One of the problems most discussed around elections in Bulgaria is the buying of votes. Needless to say, the people who sell their votes are the poorest and the most socially disadvantaged. The Roma minority is often the focus of attention in such cases.
It has become something of a joke – another example of mocking a serious problem – to say that Roma people sell their votes to political parties in exchange for “kebapcheta” (traditional Bulgarian food – long pieces of minced grilled meat). The idea of “food for vote” in the 21st century may sound fictional but unfortunately it isn’t.
It is a sad truth that poor uneducated people make the best voters. They are easiest to convince, manipulate and ultimately use. Therefore, the political class has no interest in actually educating and integrating Roma and other disadvantaged groups. Integration makes political use more difficult.
Thus, the circle seems to close.
What is the future
As with all complex problems with a long history, there is no simple answer. When you have a modern country with a minority that is in the habit of selling brides the answer cannot be simple.
It should all start with education. And not just on paper, but actual general, citizen and sexual education from a young age for Roma people. This may prove to be difficult at first, but the state has the instruments to make it happen, should it wish to do so. NGOs, media and European bodies could also be of a great help in this great social change that is needed (for example, European institutions could find a better way of controlling the implementation of integration strategies). An educated person is much less likely to be politically manipulated, to become a criminal, or to live in a ghetto. Education is what creates the impetus for self-development.
Part of such strategies should be the general citizen education for all young people in Bulgaria with the aim of promoting understanding, tolerance, and dialogue.
That way, real integration would be possible.
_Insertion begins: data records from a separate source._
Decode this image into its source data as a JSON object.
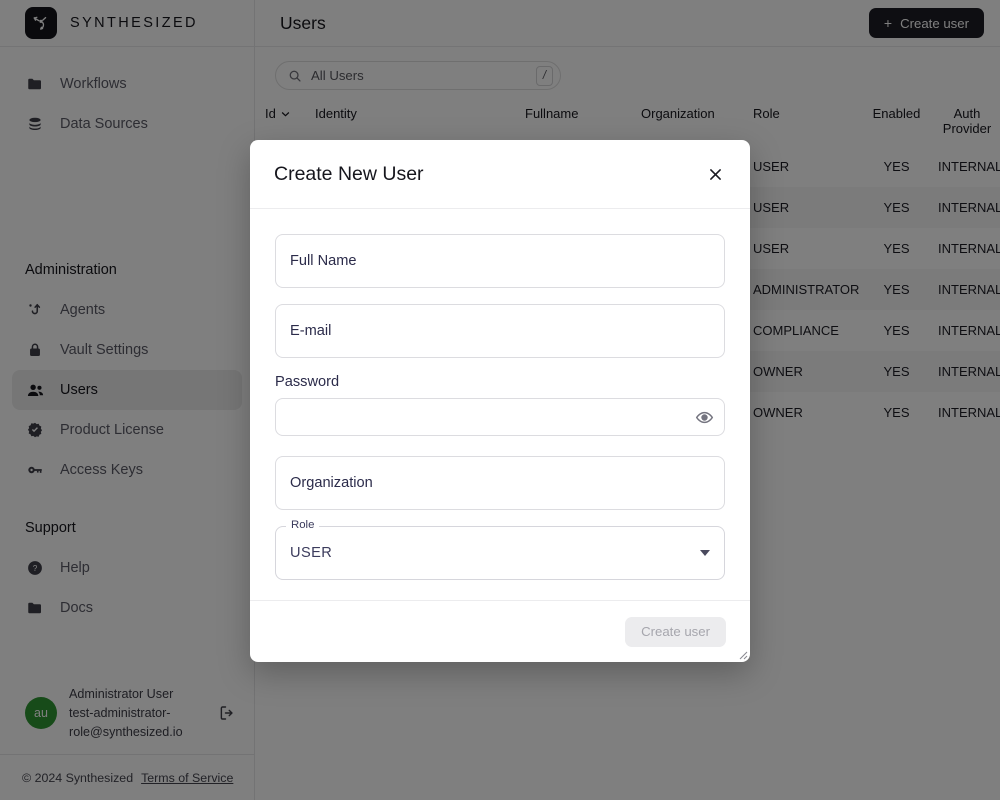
{
  "brand": {
    "name": "SYNTHESIZED",
    "logo_icon": "synthesized-logo-icon"
  },
  "sidebar": {
    "primary_items": [
      {
        "label": "Workflows",
        "icon": "folder-icon"
      },
      {
        "label": "Data Sources",
        "icon": "database-icon"
      }
    ],
    "admin_heading": "Administration",
    "admin_items": [
      {
        "label": "Agents",
        "icon": "agents-icon",
        "active": false
      },
      {
        "label": "Vault Settings",
        "icon": "lock-icon",
        "active": false
      },
      {
        "label": "Users",
        "icon": "users-icon",
        "active": true
      },
      {
        "label": "Product License",
        "icon": "badge-check-icon",
        "active": false
      },
      {
        "label": "Access Keys",
        "icon": "key-icon",
        "active": false
      }
    ],
    "support_heading": "Support",
    "support_items": [
      {
        "label": "Help",
        "icon": "question-circle-icon"
      },
      {
        "label": "Docs",
        "icon": "folder-icon"
      }
    ],
    "user": {
      "initials": "au",
      "name": "Administrator User",
      "email_line1": "test-administrator-",
      "email_line2": "role@synthesized.io",
      "logout_icon": "logout-icon",
      "avatar_color": "#2e9632"
    },
    "footer": {
      "copyright": "© 2024 Synthesized",
      "terms_link": "Terms of Service"
    }
  },
  "topbar": {
    "title": "Users",
    "create_button": {
      "label": "Create user",
      "icon": "plus-icon"
    }
  },
  "search": {
    "icon": "search-icon",
    "value": "All Users",
    "shortcut": "/"
  },
  "table": {
    "columns": [
      "Id",
      "Identity",
      "Fullname",
      "Organization",
      "Role",
      "Enabled",
      "Auth Provider"
    ],
    "sort_icon": "chevron-down-icon",
    "rows": [
      {
        "id": "",
        "identity": "",
        "fullname": "",
        "organization": "",
        "role": "USER",
        "enabled": "YES",
        "auth_provider": "INTERNAL"
      },
      {
        "id": "",
        "identity": "",
        "fullname": "",
        "organization": "",
        "role": "USER",
        "enabled": "YES",
        "auth_provider": "INTERNAL"
      },
      {
        "id": "",
        "identity": "",
        "fullname": "",
        "organization": "",
        "role": "USER",
        "enabled": "YES",
        "auth_provider": "INTERNAL"
      },
      {
        "id": "",
        "identity": "",
        "fullname": "",
        "organization": "",
        "role": "ADMINISTRATOR",
        "enabled": "YES",
        "auth_provider": "INTERNAL"
      },
      {
        "id": "",
        "identity": "",
        "fullname": "",
        "organization": "",
        "role": "COMPLIANCE",
        "enabled": "YES",
        "auth_provider": "INTERNAL"
      },
      {
        "id": "",
        "identity": "",
        "fullname": "",
        "organization": "",
        "role": "OWNER",
        "enabled": "YES",
        "auth_provider": "INTERNAL"
      },
      {
        "id": "",
        "identity": "",
        "fullname": "",
        "organization": "",
        "role": "OWNER",
        "enabled": "YES",
        "auth_provider": "INTERNAL"
      }
    ]
  },
  "modal": {
    "title": "Create New User",
    "close_icon": "close-icon",
    "fields": {
      "fullname": {
        "placeholder": "Full Name",
        "value": ""
      },
      "email": {
        "placeholder": "E-mail",
        "value": ""
      },
      "password": {
        "label": "Password",
        "value": "",
        "toggle_icon": "eye-icon"
      },
      "organization": {
        "placeholder": "Organization",
        "value": ""
      },
      "role": {
        "label": "Role",
        "value": "USER",
        "dropdown_icon": "triangle-down-icon"
      }
    },
    "submit": {
      "label": "Create user",
      "disabled": true
    },
    "resize_handle": "resize-grip-icon"
  },
  "colors": {
    "accent_dark": "#1c1c24",
    "avatar_green": "#2e9632",
    "field_text": "#2b2b4a",
    "scrim": "rgba(0,0,0,0.5)"
  }
}
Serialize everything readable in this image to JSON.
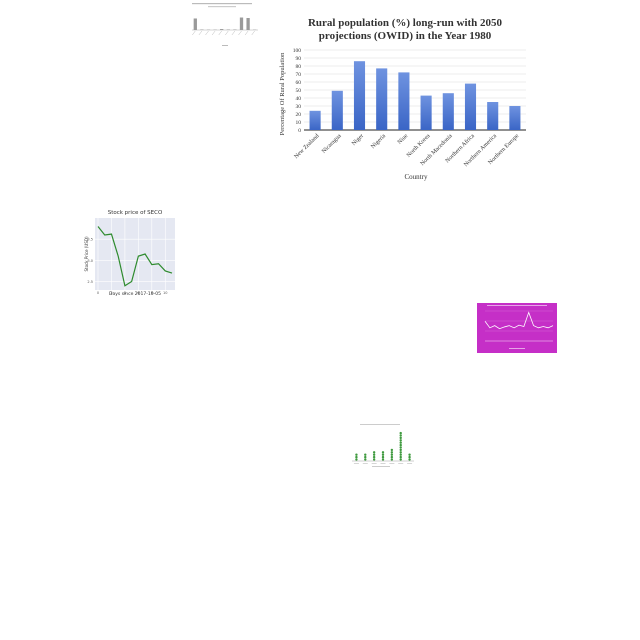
{
  "colors": {
    "main_bar": "#3a65c6",
    "main_bar_top": "#6f93e0",
    "stock_line": "#2e8b2e",
    "stock_bg": "#e5e8f2",
    "thumb1_bar": "#9a9a9a",
    "magenta_bg": "#c52fc7",
    "green_dot": "#3f9a3f"
  },
  "chart_data": [
    {
      "type": "bar",
      "title": "Rural population (%) long-run with 2050 projections (OWID) in the Year 1980",
      "xlabel": "Country",
      "ylabel": "Percentage Of Rural Population",
      "categories": [
        "New Zealand",
        "Nicaragua",
        "Niger",
        "Nigeria",
        "Niue",
        "North Korea",
        "North Macedonia",
        "Northern Africa",
        "Northern America",
        "Northern Europe"
      ],
      "values": [
        24,
        49,
        86,
        77,
        72,
        43,
        46,
        58,
        35,
        30
      ],
      "ylim": [
        0,
        100
      ],
      "yticks": [
        "0",
        "10",
        "20",
        "30",
        "40",
        "50",
        "60",
        "70",
        "80",
        "90",
        "100"
      ],
      "grid": true,
      "legend": "none"
    },
    {
      "type": "line",
      "title": "Stock price of SECO",
      "xlabel": "Days since 2017-10-05",
      "ylabel": "Stock Price (USD)",
      "x": [
        0,
        1,
        2,
        3,
        4,
        5,
        6,
        7,
        8,
        9,
        10,
        11
      ],
      "values": [
        3.8,
        3.6,
        3.62,
        3.1,
        2.4,
        2.5,
        3.1,
        3.15,
        2.9,
        2.92,
        2.75,
        2.7
      ],
      "ylim": [
        2.3,
        4.0
      ],
      "grid": true,
      "legend": "none"
    },
    {
      "type": "bar",
      "title": "",
      "values": [
        72,
        3,
        2,
        2,
        6,
        3,
        3,
        78,
        75,
        2
      ],
      "ylim": [
        0,
        100
      ],
      "legend": "none"
    },
    {
      "type": "line",
      "title": "",
      "values": [
        45,
        30,
        35,
        28,
        32,
        35,
        30,
        36,
        33,
        65,
        35,
        30,
        33,
        30,
        35
      ],
      "legend": "none"
    },
    {
      "type": "scatter",
      "title": "",
      "values": [
        3,
        3,
        4,
        4,
        5,
        12,
        3
      ],
      "legend": "none"
    }
  ]
}
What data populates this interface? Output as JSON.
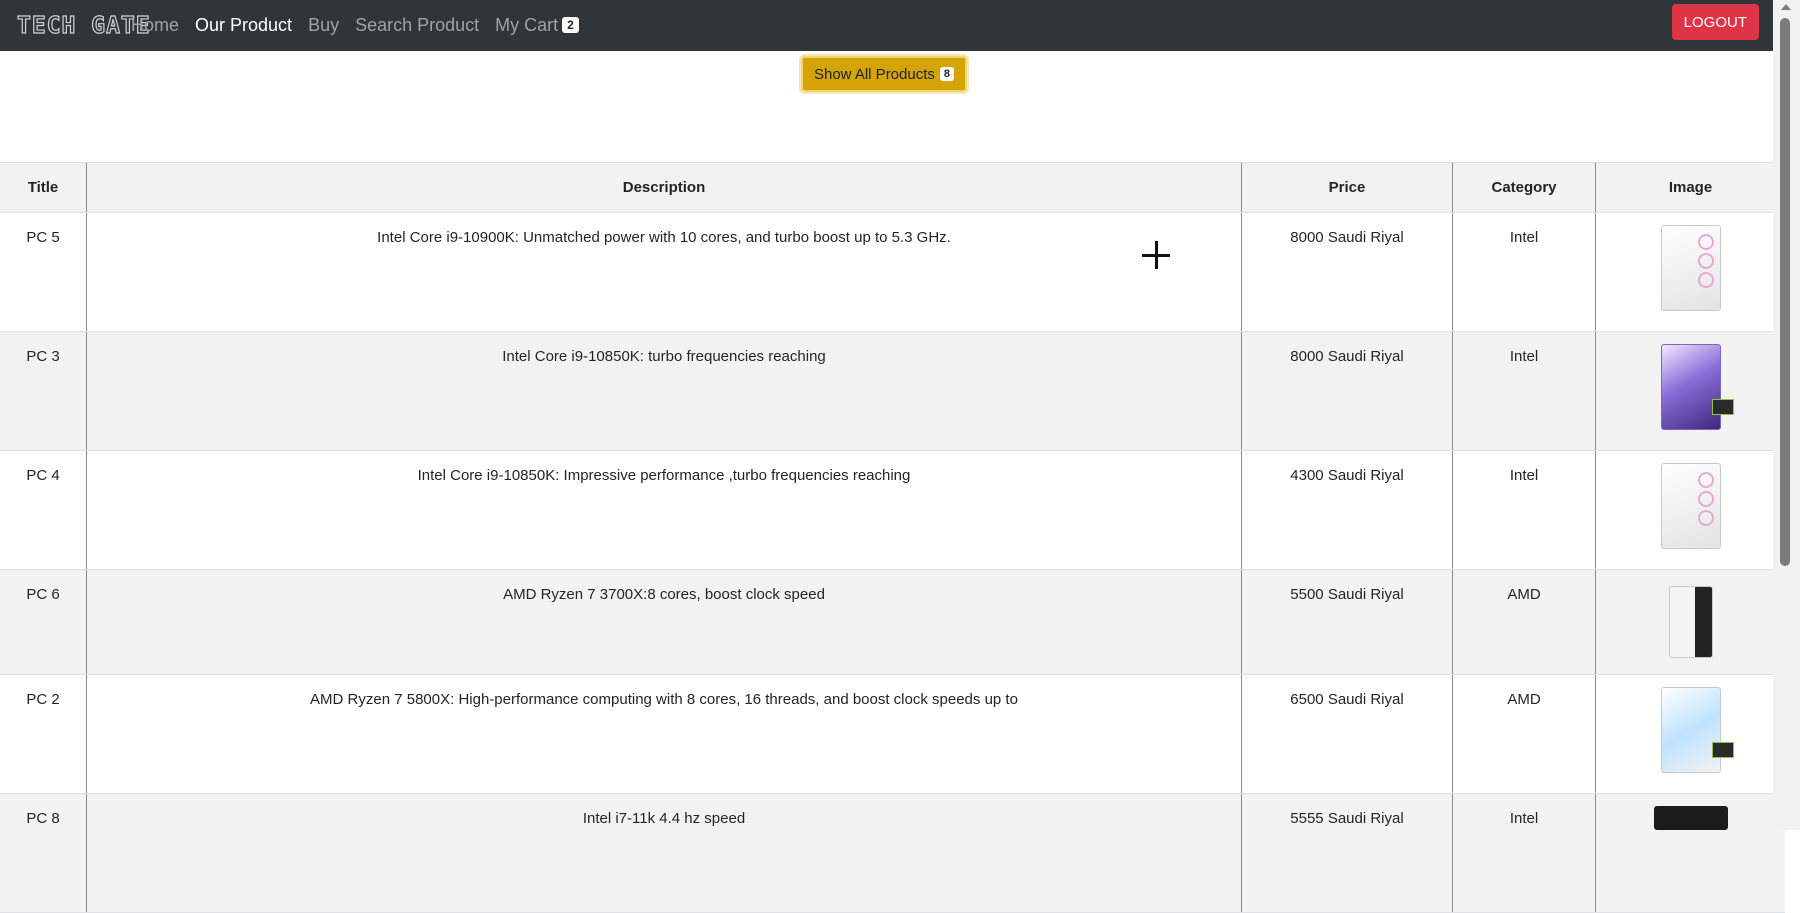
{
  "navbar": {
    "logo": "TECH GATE",
    "links": [
      "Home",
      "Our Product",
      "Buy",
      "Search Product",
      "My Cart"
    ],
    "cart_count": "2",
    "logout_label": "LOGOUT"
  },
  "show_all": {
    "label": "Show All Products",
    "count": "8"
  },
  "table": {
    "headers": [
      "Title",
      "Description",
      "Price",
      "Category",
      "Image"
    ],
    "rows": [
      {
        "title": "PC 5",
        "description": "Intel Core i9-10900K: Unmatched power with 10 cores, and turbo boost up to 5.3 GHz.",
        "price": "8000 Saudi Riyal",
        "category": "Intel",
        "image": "white-pc-case-rgb-fans"
      },
      {
        "title": "PC 3",
        "description": "Intel Core i9-10850K: turbo frequencies reaching",
        "price": "8000 Saudi Riyal",
        "category": "Intel",
        "image": "purple-pc-case"
      },
      {
        "title": "PC 4",
        "description": "Intel Core i9-10850K: Impressive performance ,turbo frequencies reaching",
        "price": "4300 Saudi Riyal",
        "category": "Intel",
        "image": "white-pc-case-rgb-fans"
      },
      {
        "title": "PC 6",
        "description": "AMD Ryzen 7 3700X:8 cores, boost clock speed",
        "price": "5500 Saudi Riyal",
        "category": "AMD",
        "image": "white-black-tower-case"
      },
      {
        "title": "PC 2",
        "description": "AMD Ryzen 7 5800X: High-performance computing with 8 cores, 16 threads, and boost clock speeds up to",
        "price": "6500 Saudi Riyal",
        "category": "AMD",
        "image": "white-blue-pc-case"
      },
      {
        "title": "PC 8",
        "description": "Intel i7-11k 4.4 hz speed",
        "price": "5555 Saudi Riyal",
        "category": "Intel",
        "image": "dark-pc-case"
      }
    ]
  }
}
And it is highly needed, too, because otherwise we are going to remain a divided society engaged with petty conflicts and susceptible to manipulations.
Divided societies do not tend to be successful.